- Millennials number 83.1 million and represent more than one-quarter of America’s population. Their size exceeds that of the 75.4 million baby boomers.
- Millennials are more diverse than the generations that preceded them, with 44.2 percent being part of a minority race or ethnic group.
- Millennials in developed countries feel pessimistic, while optimism reigns in emerging markets. There are distinct differences as to what concerns millennials in each group.
- Millennials are the most educated generation in American history with over 63 percent of millennials having a Bachelor’s Degree.
- Millennial workers, ages 18 to 35, are just as likely to stick with their employers as their older counterparts in Generation X were when they were young adults.
- Millennials embrace brands on social media: Five out of six millennials connect with companies on social media networks.

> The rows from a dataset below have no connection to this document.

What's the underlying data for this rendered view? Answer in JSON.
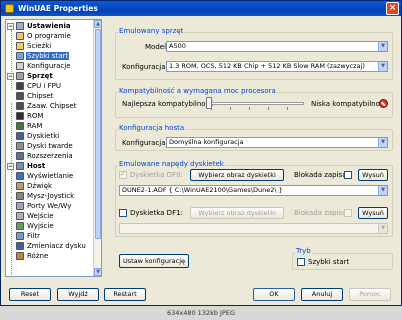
{
  "window": {
    "title": "WinUAE Properties",
    "close_label": "×"
  },
  "tree": {
    "group_ustawienia": "Ustawienia",
    "o_programie": "O programie",
    "sciezki": "Ścieżki",
    "szybki_start": "Szybki start",
    "konfiguracje": "Konfiguracje",
    "group_sprzet": "Sprzęt",
    "cpu": "CPU i FPU",
    "chipset": "Chipset",
    "zaaw_chipset": "Zaaw. Chipset",
    "rom": "ROM",
    "ram": "RAM",
    "dyskietki": "Dyskietki",
    "dyski_twarde": "Dyski twarde",
    "rozszerzenia": "Rozszerzenia",
    "group_host": "Host",
    "wyswietlanie": "Wyświetlanie",
    "dzwiek": "Dźwięk",
    "mysz": "Mysz-Joystick",
    "porty": "Porty We/Wy",
    "wejscie": "Wejście",
    "wyjscie": "Wyjście",
    "filtr": "Filtr",
    "zmieniacz": "Zmieniacz dysku",
    "rozne": "Różne",
    "expand_symbol": "−"
  },
  "emulated_hw": {
    "title": "Emulowany sprzęt",
    "model_label": "Model:",
    "model_value": "A500",
    "config_label": "Konfiguracja:",
    "config_value": "1.3 ROM, OCS, 512 KB Chip + 512 KB Slow RAM (zazwyczaj)"
  },
  "compat": {
    "title": "Kompatybilność a wymagana moc procesora",
    "best_label": "Najlepsza kompatybilność",
    "low_label": "Niska kompatybilność",
    "level": 0.0
  },
  "host_config": {
    "title": "Konfiguracja hosta",
    "config_label": "Konfiguracja:",
    "config_value": "Domyślna konfiguracja"
  },
  "floppy": {
    "title": "Emulowane napędy dyskietek",
    "df0_label": "Dyskietka DF0:",
    "df0_choose": "Wybierz obraz dyskietki",
    "df0_lock": "Blokada zapisu",
    "df0_eject": "Wysuń",
    "df0_path": "DUNE2-1.ADF { C:\\WinUAE2100\\Games\\Dune2\\ }",
    "df1_label": "Dyskietka DF1:",
    "df1_choose": "Wybierz obraz dyskietki",
    "df1_lock": "Blokada zapisu",
    "df1_eject": "Wysuń",
    "df1_path": ""
  },
  "set_config_button": "Ustaw konfigurację",
  "mode": {
    "title": "Tryb",
    "quick_start_label": "Szybki start"
  },
  "bottom_buttons": {
    "reset": "Reset",
    "exit": "Wyjdź",
    "restart": "Restart",
    "ok": "OK",
    "cancel": "Anuluj",
    "help": "Pomoc"
  },
  "caption": "634x480  132kb  JPEG",
  "icons": {
    "dropdown": "▼",
    "scroll_up": "▲",
    "scroll_down": "▼"
  }
}
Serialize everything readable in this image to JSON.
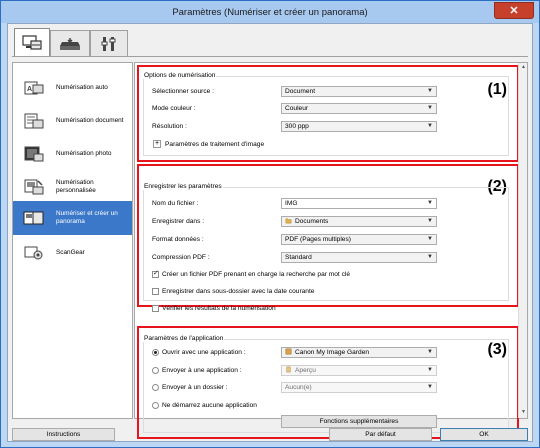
{
  "window": {
    "title": "Paramètres (Numériser et créer un panorama)",
    "close": "✕"
  },
  "tabs": [
    {
      "icon": "scan-settings-icon"
    },
    {
      "icon": "scanner-icon"
    },
    {
      "icon": "tools-icon"
    }
  ],
  "sidebar": {
    "items": [
      {
        "label": "Numérisation auto",
        "icon": "auto-scan-icon"
      },
      {
        "label": "Numérisation document",
        "icon": "document-scan-icon"
      },
      {
        "label": "Numérisation photo",
        "icon": "photo-scan-icon"
      },
      {
        "label": "Numérisation personnalisée",
        "icon": "custom-scan-icon"
      },
      {
        "label": "Numériser et créer un panorama",
        "icon": "stitch-scan-icon",
        "selected": true
      },
      {
        "label": "ScanGear",
        "icon": "scangear-icon"
      }
    ]
  },
  "sections": {
    "scan": {
      "number": "(1)",
      "title": "Options de numérisation",
      "source_label": "Sélectionner source :",
      "source_value": "Document",
      "color_label": "Mode couleur :",
      "color_value": "Couleur",
      "res_label": "Résolution :",
      "res_value": "300 ppp",
      "image_settings_label": "Paramètres de traitement d'image",
      "expand": "+"
    },
    "save": {
      "number": "(2)",
      "title": "Enregistrer les paramètres",
      "filename_label": "Nom du fichier :",
      "filename_value": "IMG",
      "savein_label": "Enregistrer dans :",
      "savein_value": "Documents",
      "format_label": "Format données :",
      "format_value": "PDF (Pages multiples)",
      "compression_label": "Compression PDF :",
      "compression_value": "Standard",
      "check_searchable": "Créer un fichier PDF prenant en charge la recherche par mot clé",
      "check_subfolder": "Enregistrer dans sous-dossier avec la date courante",
      "check_verify": "Vérifier les résultats de la numérisation"
    },
    "app": {
      "number": "(3)",
      "title": "Paramètres de l'application",
      "opt_open": "Ouvrir avec une application :",
      "opt_open_value": "Canon My Image Garden",
      "opt_send_app": "Envoyer à une application :",
      "opt_send_app_value": "Aperçu",
      "opt_send_folder": "Envoyer à un dossier :",
      "opt_send_folder_value": "Aucun(e)",
      "opt_none": "Ne démarrez aucune application",
      "more_button": "Fonctions supplémentaires"
    }
  },
  "footer": {
    "instructions": "Instructions",
    "defaults": "Par défaut",
    "ok": "OK"
  },
  "colors": {
    "accent": "#3c78c9",
    "highlight_box": "#e8141d",
    "title_bar": "#a7c8ef"
  }
}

- Millennials award higher brand equity than Boomers to most retail categories. The brand equity ratings show that luxury department stores are among those with greater favorability among Millennials than Boomers.
- Most Millennials Have Installed Ad Blockers: Two out of three US millennials use an ad blocker on a desktop or mobile device.
- 50 percent of Millennial employees rarely think about leaving their organization to work somewhere else, compared to 54 percent of Gen Xers and 63 percent of Baby Boomers.
- By 2020, millennial spending in the U.S. is expected to increase to $1.4 trillion, representing 30 percent of total retail sales in the future.
Psychologist Jean Twenge, the author of the 2006 book Generation Me, considers millennials, along with younger members of Generation X, to be part of what she calls “Generation Me”. Twenge attributes millennials with the traits of confidence and tolerance but also describes a sense of entitlement and narcissism, based on NPI surveys showing increased narcissism among millennials[quantify] compared to preceding generations when they were teens and in their twenties. Psychologist Jeffrey Arnett of Clark University, Worcester has criticized Twenge’s research on narcissism among millennials, stating “I think she is vastly misinterpreting or over-interpreting the data, and I think it’s destructive.” He doubts that the Narcissistic Personality Inventory really measures narcissism at all. Arnett says that not only are millennials less narcissistic, but they’re also “an exceptionally generous generation that holds great promise for improving the world.” A study published in 2017 in the journal Psychological Science found a small decline in narcissism among young people since the 1990s.
A 2012 study found Millennials to be “more civically and politically disengaged, more focused on materialistic values, and less concerned about helping the larger community than were GenX (born 1962-1981) and Baby Boomers (born 1946 to about 1961) at the same ages,” according to USA Today. “The trend is more of an emphasis on extrinsic values such as money, fame, and image, and less emphasis on intrinsic values such as self-acceptance, group affiliation, and community.” The study was based on an analysis of two large databases of 9 million high school seniors or entering college students.
They have also been described in positive ways. They are generally regarded as being more open-minded, and more supportive of gay rights and equal rights for minorities. Other positives adjectives to describe them include confident, self-expressive, liberal, upbeat, and receptive to new ideas and ways of living.